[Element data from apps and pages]
-- Opening Marker --

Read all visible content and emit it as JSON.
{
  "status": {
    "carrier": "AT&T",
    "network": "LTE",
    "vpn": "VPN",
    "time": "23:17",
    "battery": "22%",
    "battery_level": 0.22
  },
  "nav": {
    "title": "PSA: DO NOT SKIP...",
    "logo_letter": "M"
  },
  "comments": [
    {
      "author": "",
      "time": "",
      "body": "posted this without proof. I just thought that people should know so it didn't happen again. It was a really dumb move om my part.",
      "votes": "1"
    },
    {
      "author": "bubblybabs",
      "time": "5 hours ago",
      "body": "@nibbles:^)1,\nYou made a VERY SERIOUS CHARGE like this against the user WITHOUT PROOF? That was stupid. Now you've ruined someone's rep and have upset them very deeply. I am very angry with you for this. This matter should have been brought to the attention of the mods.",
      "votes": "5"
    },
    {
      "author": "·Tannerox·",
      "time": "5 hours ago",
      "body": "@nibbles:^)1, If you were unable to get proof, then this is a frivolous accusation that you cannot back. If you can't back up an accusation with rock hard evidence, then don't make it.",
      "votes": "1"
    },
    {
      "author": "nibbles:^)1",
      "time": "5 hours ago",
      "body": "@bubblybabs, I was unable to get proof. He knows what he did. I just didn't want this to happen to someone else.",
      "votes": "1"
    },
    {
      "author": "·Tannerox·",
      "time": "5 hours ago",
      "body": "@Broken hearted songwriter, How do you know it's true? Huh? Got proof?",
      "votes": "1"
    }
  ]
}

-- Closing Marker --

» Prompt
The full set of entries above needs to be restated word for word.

» Output of the exercise
Read all visible content and emit it as JSON.
{
  "status": {
    "carrier": "AT&T",
    "network": "LTE",
    "vpn": "VPN",
    "time": "23:17",
    "battery": "22%",
    "battery_level": 0.22
  },
  "nav": {
    "title": "PSA: DO NOT SKIP...",
    "logo_letter": "M"
  },
  "comments": [
    {
      "author": "",
      "time": "",
      "body": "posted this without proof. I just thought that people should know so it didn't happen again. It was a really dumb move om my part.",
      "votes": "1"
    },
    {
      "author": "bubblybabs",
      "time": "5 hours ago",
      "body": "@nibbles:^)1,\nYou made a VERY SERIOUS CHARGE like this against the user WITHOUT PROOF? That was stupid. Now you've ruined someone's rep and have upset them very deeply. I am very angry with you for this. This matter should have been brought to the attention of the mods.",
      "votes": "5"
    },
    {
      "author": "·Tannerox·",
      "time": "5 hours ago",
      "body": "@nibbles:^)1, If you were unable to get proof, then this is a frivolous accusation that you cannot back. If you can't back up an accusation with rock hard evidence, then don't make it.",
      "votes": "1"
    },
    {
      "author": "nibbles:^)1",
      "time": "5 hours ago",
      "body": "@bubblybabs, I was unable to get proof. He knows what he did. I just didn't want this to happen to someone else.",
      "votes": "1"
    },
    {
      "author": "·Tannerox·",
      "time": "5 hours ago",
      "body": "@Broken hearted songwriter, How do you know it's true? Huh? Got proof?",
      "votes": "1"
    }
  ]
}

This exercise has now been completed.